Between regularly watering thirsty lawns, enjoying lengthy showers and running the dishwasher too frequently, the average person uses over 18,000 gallons of water in just six months.

Since water is a finite resource and deeply ingrained in the Colorado lifestyle, a new museum at the heart of the Fraser Valley opening Sunday [July 14, 2019] is dedicated to educating visitors about the issues and potential solutions for water conservation.

The Headwaters River Journey, located on the first floor of the Headwaters Center in Winter Park, takes visitors on a journey to discover where their water comes from, the details of the river environment, how water is used and wasted and what is being done to protect the precious resource.

“It’s about getting people to focus on (water) because it’s a huge issue in the west,” said Bob Fanch, owner of the Headwaters Center and Headwaters River Journey. “I think what we’re trying to get across is to be part of the solution. If one individual turns into every individual and the actions are positive, the impacts on the river can be very significant.”

On Saturday, invited guests attended the grand opening of the Headwaters River Journey, which featured remarks from Fanch; Jimmy Lahrman, mayor of Winter Park; Philip Vandernail, mayor of Fraser; Dan Gibbs, executive director of the Colorado Department of Natural Resources; and Kirk Klancke, president of the Colorado River Headwaters chapter of Trout Unlimited.

“This is unique to say the least,” Gibbs said. “There’s nothing like this in the state or even the country where (…) there’s something so that a two-year-old can understand water conservation and for anyone in their 90s to understand the importance of water conservation.”

[…]

Situated right along the Fraser River, the museum focuses on the local ecosystem, the real issues it faces, such as diversions to the Front Range and rising temperatures, and features local stories of people taking steps to preserve Grand County’s rivers.

Visitors not only learn through the usual means of reading and watching video, but also interact with the over 30 exhibits. There are games where players virtually experience the life of a trout or the journey of an osprey, there are quizzes to test knowledge and encourage feedback, as well as stations to share ideas and solutions.

“We’re trying to make sure people understand the connection between water and lifestyle in Colorado,” Fanch said. “We also wanted to make it interesting and we didn’t want to dumb it down, but bring it up to a higher contemplative level.”

The whole experience is immersive in the same way a 4D amusement park ride is. Audio tracks of trickling creeks, tweeting birds and bugling elk play, bursts of cool air accompany video clips of a blizzarding Berthoud Pass and feel the difference between a 50 degree river and a 70 degree river.

The museum doesn’t just talk about sustainability either, it embodies it. The Headwaters River Journey is the only off-the-grid exhibit in the country, powered completely by solar, and it utilized local beetle kill wood and old water flumes in the design.

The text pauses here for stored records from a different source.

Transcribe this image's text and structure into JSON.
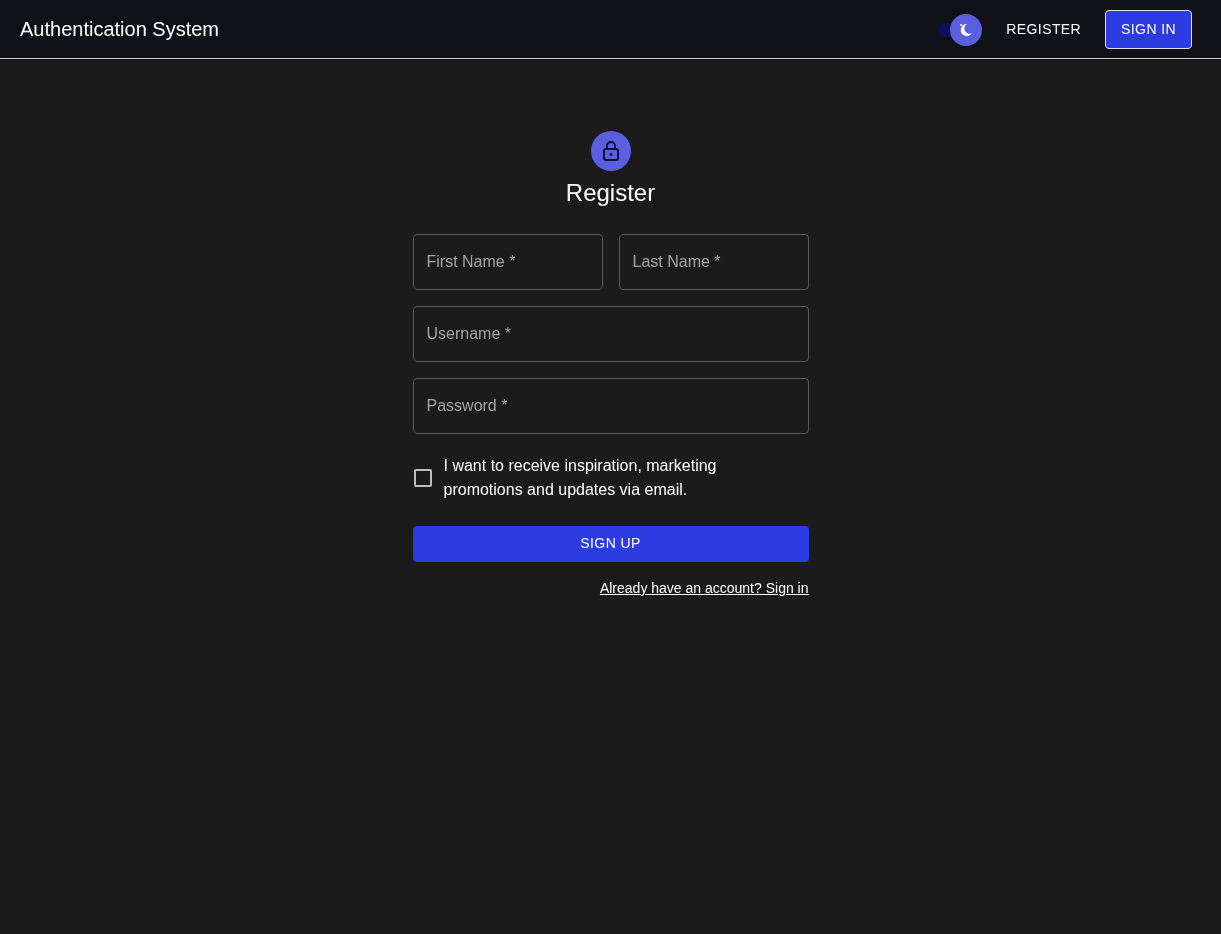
{
  "app_bar": {
    "title": "Authentication System",
    "theme_toggle": {
      "on": true
    },
    "links": [
      {
        "label": "REGISTER",
        "kind": "text"
      },
      {
        "label": "SIGN IN",
        "kind": "outlined"
      }
    ]
  },
  "form": {
    "title": "Register",
    "name_fields": [
      {
        "placeholder": "First Name *"
      },
      {
        "placeholder": "Last Name *"
      }
    ],
    "fields": [
      {
        "placeholder": "Username *"
      },
      {
        "placeholder": "Password *"
      }
    ],
    "consent": {
      "label": "I want to receive inspiration, marketing promotions and updates via email.",
      "checked": false
    },
    "submit": "SIGN UP",
    "footer_link": "Already have an account? Sign in"
  }
}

The bathrooms also have low-flow toilets and all the lighting is LED.

Ultimately, Fanch hopes the Headwaters Center and its museum can be the “water mecca of the west,” where people can get together to discuss issues and come up with solutions.

“We want to be the Switzerland of the water world, where different interests can come here and talk about issues and figure out solutions together,” he said.